We write our diary entries in public on Facebook. We send letters to our friends on Medium. Our culture tells us that it’s somehow silly or wasteful to put words down in any form without the possibility, however slim, of achieving something grand with them. There has to be an agenda, right? “You never know.”
Because stuff can happen. You write a blog post and get a book deal. You make a joke on Twitter and someone hires you to write on a sitcom. You take a stand on LinkedIn about “values” and a big corporation appoints you their Chief Humanity Officer.
One day soon, Ken in Minnesota will demonstrate such wit and curatorial savvy on his Facebook-enabled grocery list app that Whole Foods will appoint him their “aisle ambassador.”

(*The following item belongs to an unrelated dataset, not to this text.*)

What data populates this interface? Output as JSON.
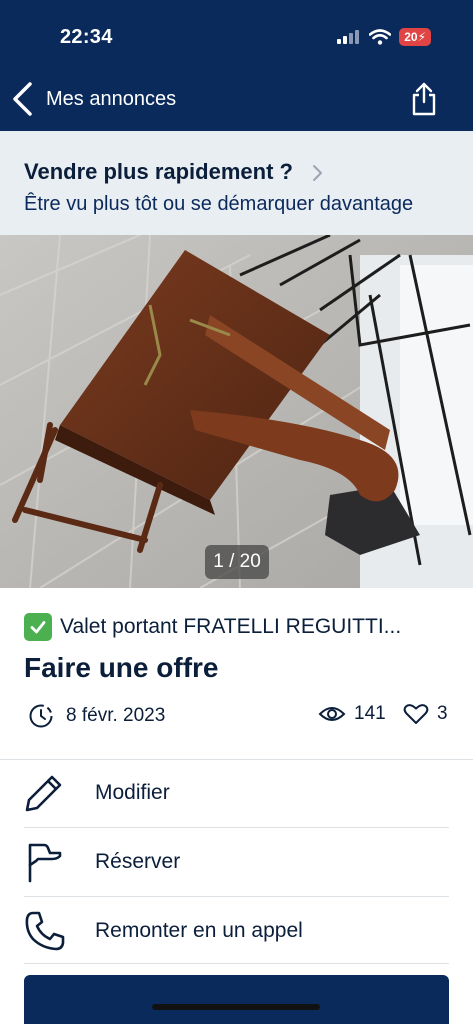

Every time one of us sits down to write words, anywhere, even in the description field on Instagram, deep down we’re profoundly aware of the potential and the danger of those words, even if only subconsciously. With the “right” words, a VIP in our industry might reach out and forge a career-altering connection with us. The “wrong” words, and we might become an object of national ridicule. Or a leading Republican Presidential candidate. Or both.
Why is this important? Because it’s destroying our writing.